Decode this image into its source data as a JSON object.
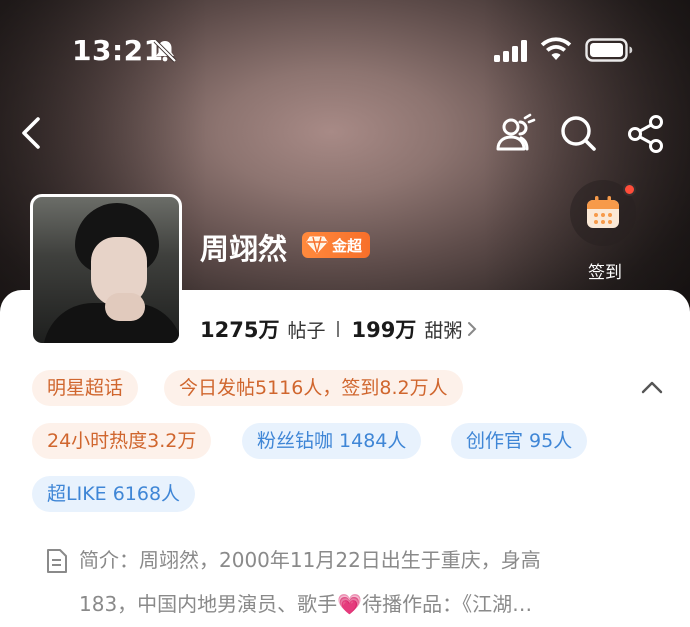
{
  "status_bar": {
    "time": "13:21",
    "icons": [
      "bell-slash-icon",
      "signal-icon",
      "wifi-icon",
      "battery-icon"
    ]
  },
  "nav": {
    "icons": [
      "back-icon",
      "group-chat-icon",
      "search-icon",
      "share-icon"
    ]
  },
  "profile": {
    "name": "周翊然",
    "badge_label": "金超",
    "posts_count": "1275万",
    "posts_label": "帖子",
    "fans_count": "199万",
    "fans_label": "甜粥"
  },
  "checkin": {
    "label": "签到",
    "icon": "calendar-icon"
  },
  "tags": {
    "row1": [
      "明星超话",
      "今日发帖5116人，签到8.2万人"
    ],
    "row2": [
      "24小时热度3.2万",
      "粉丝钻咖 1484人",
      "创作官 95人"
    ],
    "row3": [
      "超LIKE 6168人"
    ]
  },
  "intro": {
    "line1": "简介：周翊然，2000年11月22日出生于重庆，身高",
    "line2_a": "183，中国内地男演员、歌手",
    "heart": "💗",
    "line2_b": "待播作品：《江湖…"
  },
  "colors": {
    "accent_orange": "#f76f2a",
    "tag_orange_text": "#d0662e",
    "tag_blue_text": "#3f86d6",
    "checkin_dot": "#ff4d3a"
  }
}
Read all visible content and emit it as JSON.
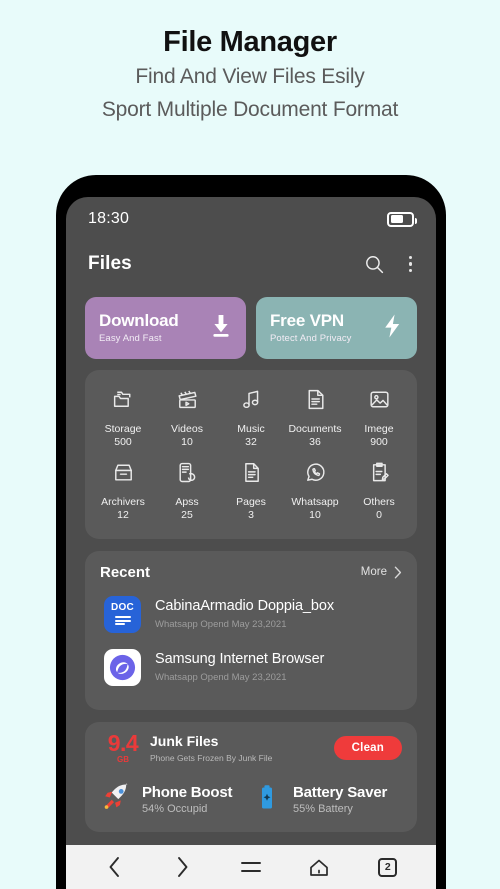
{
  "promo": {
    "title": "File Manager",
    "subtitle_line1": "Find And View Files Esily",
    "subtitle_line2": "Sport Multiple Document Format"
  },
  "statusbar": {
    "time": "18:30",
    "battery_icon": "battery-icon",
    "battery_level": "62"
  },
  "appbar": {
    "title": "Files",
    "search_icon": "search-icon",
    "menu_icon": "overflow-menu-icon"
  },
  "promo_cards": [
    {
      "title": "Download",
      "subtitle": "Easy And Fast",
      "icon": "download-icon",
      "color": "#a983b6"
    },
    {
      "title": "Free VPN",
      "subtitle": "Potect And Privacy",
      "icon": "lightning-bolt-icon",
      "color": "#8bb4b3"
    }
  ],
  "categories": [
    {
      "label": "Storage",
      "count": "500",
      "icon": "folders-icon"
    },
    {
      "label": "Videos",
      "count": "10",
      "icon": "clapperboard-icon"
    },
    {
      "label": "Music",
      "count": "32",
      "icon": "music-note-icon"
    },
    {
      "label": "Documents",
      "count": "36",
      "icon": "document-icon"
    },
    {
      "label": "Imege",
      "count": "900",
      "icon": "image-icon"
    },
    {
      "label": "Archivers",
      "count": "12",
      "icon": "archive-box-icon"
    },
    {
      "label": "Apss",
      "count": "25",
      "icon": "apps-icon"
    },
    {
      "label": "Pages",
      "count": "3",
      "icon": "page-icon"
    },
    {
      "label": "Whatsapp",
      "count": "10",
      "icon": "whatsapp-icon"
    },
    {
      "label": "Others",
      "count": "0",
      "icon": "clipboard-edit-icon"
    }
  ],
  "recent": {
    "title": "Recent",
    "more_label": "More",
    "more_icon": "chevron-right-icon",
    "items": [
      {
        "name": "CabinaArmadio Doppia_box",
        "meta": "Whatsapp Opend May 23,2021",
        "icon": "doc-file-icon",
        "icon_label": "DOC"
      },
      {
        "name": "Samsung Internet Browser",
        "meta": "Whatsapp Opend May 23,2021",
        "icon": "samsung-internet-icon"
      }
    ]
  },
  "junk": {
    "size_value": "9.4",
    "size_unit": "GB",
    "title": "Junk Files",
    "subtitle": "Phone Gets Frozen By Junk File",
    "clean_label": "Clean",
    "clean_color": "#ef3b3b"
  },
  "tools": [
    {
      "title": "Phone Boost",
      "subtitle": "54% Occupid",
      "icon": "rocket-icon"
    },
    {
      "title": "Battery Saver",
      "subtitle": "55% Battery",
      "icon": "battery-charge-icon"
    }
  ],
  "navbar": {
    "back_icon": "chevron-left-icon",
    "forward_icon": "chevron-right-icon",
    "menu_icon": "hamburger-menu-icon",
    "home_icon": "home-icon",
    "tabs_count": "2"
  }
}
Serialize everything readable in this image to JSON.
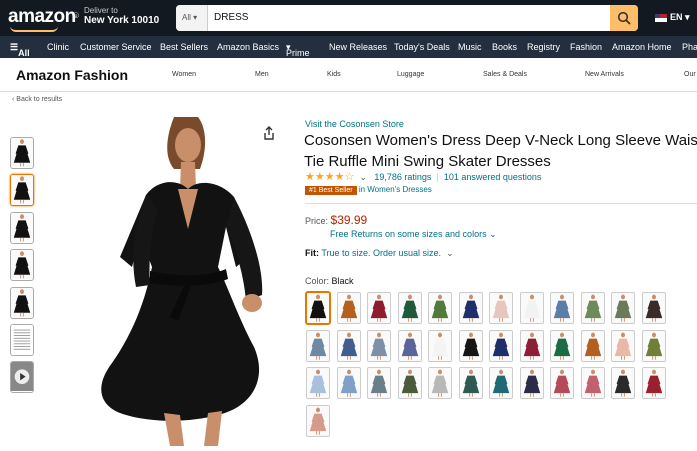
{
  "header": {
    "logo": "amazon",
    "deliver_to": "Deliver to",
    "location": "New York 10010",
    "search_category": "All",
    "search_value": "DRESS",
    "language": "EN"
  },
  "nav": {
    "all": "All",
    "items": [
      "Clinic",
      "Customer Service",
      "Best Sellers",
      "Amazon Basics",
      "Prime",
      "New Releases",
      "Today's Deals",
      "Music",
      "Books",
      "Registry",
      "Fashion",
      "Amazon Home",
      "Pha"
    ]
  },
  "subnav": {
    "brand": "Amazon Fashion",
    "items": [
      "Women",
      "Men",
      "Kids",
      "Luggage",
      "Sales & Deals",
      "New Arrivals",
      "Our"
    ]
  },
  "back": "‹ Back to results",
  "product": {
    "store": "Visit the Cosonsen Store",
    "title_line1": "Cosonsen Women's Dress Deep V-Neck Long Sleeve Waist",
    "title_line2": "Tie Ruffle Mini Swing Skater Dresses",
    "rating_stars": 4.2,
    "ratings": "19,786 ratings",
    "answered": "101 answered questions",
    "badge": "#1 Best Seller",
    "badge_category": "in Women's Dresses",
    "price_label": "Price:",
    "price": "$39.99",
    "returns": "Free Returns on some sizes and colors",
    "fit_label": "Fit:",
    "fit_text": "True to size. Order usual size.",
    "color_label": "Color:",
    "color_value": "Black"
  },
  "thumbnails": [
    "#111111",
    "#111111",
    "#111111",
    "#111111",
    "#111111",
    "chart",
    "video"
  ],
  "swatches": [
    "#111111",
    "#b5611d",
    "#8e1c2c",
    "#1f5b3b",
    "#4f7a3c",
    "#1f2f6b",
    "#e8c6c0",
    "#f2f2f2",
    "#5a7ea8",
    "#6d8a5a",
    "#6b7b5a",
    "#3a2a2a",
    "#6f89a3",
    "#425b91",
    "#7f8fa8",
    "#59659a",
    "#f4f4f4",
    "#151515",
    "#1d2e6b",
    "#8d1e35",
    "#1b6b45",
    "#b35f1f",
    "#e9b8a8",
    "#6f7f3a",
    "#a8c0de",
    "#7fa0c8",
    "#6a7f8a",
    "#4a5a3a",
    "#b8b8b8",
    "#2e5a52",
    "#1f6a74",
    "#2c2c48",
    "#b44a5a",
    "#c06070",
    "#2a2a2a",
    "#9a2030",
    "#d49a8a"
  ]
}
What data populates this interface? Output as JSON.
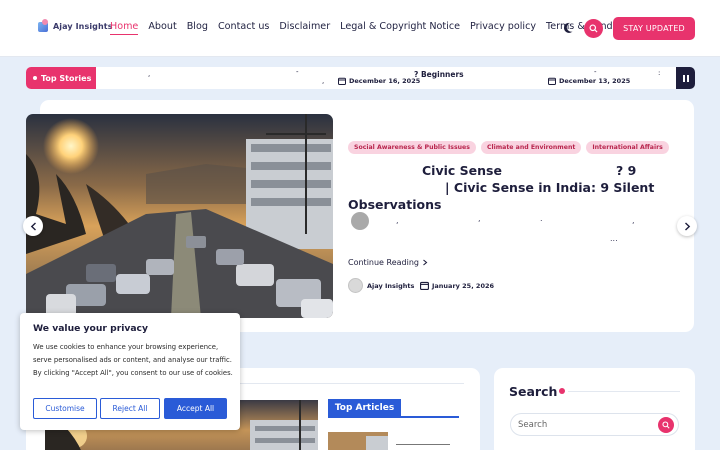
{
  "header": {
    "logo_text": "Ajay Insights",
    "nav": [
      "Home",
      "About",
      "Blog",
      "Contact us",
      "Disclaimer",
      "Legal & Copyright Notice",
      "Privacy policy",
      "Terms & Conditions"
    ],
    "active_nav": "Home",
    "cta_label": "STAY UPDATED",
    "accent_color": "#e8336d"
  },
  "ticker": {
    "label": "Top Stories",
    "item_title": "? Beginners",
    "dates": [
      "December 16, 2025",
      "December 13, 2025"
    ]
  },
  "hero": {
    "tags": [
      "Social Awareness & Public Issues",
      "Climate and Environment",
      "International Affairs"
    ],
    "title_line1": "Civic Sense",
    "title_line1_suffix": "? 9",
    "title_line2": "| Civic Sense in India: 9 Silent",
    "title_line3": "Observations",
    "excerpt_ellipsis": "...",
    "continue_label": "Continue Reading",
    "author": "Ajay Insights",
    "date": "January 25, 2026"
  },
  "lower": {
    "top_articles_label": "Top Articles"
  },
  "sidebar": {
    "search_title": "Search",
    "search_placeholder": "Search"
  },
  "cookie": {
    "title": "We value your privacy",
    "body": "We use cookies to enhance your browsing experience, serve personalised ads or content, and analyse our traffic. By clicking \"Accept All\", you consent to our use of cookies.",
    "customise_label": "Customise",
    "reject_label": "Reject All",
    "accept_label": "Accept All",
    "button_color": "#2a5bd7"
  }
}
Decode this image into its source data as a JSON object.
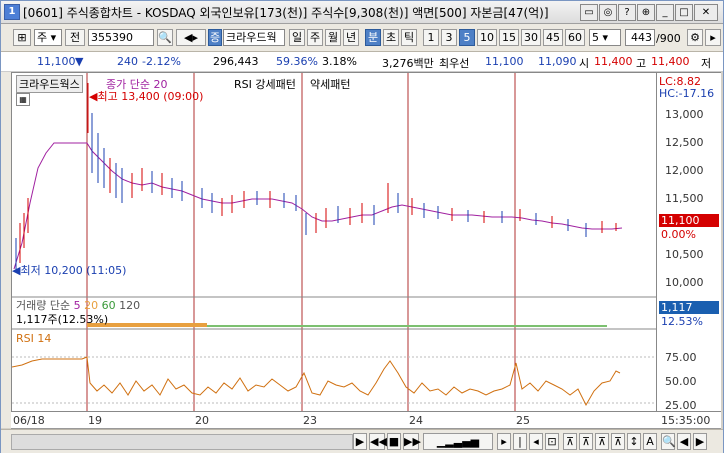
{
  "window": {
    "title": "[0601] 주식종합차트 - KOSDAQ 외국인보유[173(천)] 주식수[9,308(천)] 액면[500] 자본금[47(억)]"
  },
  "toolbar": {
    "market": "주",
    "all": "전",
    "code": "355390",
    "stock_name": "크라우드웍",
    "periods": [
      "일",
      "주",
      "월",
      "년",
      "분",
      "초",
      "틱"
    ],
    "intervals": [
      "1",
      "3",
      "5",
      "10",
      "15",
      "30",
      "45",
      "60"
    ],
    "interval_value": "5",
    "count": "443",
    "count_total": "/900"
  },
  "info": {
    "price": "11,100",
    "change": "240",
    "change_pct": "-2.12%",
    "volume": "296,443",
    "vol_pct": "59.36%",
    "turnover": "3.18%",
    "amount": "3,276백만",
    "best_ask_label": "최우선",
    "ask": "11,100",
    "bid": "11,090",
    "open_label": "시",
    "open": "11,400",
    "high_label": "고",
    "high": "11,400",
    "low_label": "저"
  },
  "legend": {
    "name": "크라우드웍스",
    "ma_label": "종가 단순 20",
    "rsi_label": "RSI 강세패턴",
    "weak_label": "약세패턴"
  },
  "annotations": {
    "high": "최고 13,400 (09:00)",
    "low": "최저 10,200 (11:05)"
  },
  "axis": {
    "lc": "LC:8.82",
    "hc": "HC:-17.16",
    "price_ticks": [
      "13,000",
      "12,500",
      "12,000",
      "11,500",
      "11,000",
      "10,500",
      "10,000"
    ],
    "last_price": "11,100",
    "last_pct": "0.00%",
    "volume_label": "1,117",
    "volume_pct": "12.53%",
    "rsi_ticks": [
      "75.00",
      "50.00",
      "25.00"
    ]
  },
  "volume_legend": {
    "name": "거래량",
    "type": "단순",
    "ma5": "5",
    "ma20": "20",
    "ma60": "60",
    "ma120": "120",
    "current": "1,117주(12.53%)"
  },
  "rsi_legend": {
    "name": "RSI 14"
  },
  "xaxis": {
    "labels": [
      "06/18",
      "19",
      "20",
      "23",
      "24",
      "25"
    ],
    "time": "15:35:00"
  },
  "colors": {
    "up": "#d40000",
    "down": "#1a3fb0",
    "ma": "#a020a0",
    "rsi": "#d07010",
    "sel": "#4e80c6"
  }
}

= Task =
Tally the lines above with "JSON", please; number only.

= Solution for this exercise =
5